Investing is a great way to turn your money into even more money. It’s also a great way to plan for your retirement. But some investments are riskier than others. If you’re new to investing, you’ll probably want to focus on low-risk investments.
Here are four investments for those who are investing for the first time.
Certificate of Deposit
A certificate of deposit (CD) offers interest on money deposited into the CD. It’s similar to a high-yield savings account, except you must maintain the CD for six months, one year, or five years. You’ll temporarily lose access to the cash, but you’ll gain more interest than with a typical interest-bearing savings account. Accessing the money before CD maturity will cost you a penalty.
High-Yield Savings Account
A high-yield savings account offers interest on the money in your savings account. Your current bank probably has a high-yield savings account option. The interest on this type of account is generally less than you earn from a CD. But you maintain access to the funds in a high-yield savings account. There is also no set limit for how long you must maintain the account. However, most banks limit how many withdrawals you can make in a month.
401(K) or Roth 401(K)
A 401(K) or a Roth 401(K) offered by your job provides a simple way to start investing. Contributions to a 401(K) occur before taxes, and the investment grows tax-free until you retire. Contributions to a Roth 401(K) occur after taxes. And there are no taxes due on withdrawals when you retire.
Investing in stocks is riskier than the methods mentioned above. However, stock investing has the potential to offer great returns. Before investing in any business, learn all you can about that business.
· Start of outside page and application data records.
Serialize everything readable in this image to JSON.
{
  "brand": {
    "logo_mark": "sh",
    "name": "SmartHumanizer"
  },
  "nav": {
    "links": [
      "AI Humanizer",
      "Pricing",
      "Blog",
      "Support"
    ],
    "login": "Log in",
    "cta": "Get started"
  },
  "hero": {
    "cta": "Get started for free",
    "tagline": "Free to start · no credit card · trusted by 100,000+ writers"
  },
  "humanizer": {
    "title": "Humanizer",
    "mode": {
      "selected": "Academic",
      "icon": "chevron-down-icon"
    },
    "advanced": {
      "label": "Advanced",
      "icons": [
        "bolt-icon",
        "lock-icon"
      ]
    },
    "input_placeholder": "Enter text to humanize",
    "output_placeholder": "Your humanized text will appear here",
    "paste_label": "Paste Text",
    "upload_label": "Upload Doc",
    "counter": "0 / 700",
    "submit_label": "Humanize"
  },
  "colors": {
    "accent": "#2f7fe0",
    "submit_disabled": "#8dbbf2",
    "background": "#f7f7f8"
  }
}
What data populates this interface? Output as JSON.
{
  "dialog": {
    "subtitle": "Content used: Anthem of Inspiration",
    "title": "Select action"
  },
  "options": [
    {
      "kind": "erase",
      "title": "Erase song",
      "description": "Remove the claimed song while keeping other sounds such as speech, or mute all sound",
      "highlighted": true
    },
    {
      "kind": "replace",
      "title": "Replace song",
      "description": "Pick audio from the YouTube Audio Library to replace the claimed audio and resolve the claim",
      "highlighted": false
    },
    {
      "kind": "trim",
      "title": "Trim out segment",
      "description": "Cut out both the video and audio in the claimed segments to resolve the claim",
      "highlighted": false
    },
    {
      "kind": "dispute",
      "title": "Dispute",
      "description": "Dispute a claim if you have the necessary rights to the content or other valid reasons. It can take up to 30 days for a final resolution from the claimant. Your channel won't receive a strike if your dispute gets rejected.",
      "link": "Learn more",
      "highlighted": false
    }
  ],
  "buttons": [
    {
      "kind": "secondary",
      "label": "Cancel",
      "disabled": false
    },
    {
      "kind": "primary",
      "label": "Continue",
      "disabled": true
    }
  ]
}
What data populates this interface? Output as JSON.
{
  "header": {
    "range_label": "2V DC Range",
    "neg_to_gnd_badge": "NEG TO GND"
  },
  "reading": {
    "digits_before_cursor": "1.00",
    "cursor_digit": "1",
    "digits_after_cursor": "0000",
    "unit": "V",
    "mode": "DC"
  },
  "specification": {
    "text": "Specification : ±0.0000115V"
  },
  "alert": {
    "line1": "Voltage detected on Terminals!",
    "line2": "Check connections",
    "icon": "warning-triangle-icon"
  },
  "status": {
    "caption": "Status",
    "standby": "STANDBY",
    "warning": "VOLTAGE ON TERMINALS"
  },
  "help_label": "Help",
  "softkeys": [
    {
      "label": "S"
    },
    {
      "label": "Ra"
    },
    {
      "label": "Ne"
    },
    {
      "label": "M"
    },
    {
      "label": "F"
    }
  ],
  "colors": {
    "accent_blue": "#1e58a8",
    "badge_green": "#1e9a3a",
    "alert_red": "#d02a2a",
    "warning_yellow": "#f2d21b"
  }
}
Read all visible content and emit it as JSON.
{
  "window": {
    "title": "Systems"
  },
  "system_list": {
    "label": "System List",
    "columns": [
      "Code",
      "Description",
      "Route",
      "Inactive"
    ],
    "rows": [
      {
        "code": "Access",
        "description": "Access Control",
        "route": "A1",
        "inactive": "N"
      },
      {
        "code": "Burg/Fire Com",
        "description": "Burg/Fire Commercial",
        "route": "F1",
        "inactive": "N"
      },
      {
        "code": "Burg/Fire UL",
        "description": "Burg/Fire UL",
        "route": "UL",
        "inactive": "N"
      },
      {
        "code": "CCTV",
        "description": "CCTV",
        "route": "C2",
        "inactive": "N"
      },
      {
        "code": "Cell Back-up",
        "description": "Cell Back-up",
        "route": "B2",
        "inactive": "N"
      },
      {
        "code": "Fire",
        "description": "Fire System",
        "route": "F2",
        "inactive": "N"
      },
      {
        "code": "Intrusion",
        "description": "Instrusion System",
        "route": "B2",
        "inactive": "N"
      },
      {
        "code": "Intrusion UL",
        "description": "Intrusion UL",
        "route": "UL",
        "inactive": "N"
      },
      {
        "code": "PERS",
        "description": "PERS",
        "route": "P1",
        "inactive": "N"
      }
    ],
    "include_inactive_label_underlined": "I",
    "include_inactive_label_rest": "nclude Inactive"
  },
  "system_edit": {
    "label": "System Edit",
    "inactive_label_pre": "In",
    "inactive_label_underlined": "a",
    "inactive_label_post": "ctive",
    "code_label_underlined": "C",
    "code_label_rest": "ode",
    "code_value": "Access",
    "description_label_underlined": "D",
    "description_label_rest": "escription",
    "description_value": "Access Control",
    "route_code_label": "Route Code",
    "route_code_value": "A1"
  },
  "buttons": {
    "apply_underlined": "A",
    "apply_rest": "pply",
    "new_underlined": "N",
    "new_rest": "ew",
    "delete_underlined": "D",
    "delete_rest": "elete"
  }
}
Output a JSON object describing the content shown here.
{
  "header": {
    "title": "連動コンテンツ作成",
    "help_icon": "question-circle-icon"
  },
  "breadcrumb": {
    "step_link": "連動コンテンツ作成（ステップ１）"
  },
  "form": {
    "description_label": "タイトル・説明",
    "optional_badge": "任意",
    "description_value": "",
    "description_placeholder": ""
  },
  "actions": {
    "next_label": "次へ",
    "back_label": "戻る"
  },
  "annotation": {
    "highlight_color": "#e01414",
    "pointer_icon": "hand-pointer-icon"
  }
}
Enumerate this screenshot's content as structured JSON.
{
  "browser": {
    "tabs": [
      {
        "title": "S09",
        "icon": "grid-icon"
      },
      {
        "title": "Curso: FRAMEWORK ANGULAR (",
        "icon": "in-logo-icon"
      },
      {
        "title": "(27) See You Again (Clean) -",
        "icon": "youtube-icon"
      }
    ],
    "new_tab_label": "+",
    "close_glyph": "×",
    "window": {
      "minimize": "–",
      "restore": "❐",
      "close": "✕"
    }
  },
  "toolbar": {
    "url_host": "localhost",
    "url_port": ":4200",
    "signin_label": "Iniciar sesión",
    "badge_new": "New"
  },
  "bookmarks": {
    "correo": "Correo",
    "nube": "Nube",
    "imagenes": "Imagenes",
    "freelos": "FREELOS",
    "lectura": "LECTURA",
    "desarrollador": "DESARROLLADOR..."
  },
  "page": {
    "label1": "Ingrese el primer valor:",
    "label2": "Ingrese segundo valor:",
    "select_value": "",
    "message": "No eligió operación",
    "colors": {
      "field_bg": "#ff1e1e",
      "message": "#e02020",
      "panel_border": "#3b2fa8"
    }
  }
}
Most people invest in stocks for the long term, which usually means holding a stock for around five years.
Important Investment Rule
When dealing with investments such as stock, never invest more than you can afford to lose. Also, make sure to keep a portion of your funds available for immediate use. For example, avoid putting all of your savings into a CD. Keep some funds in an accessible account that you can access at a moment’s notice.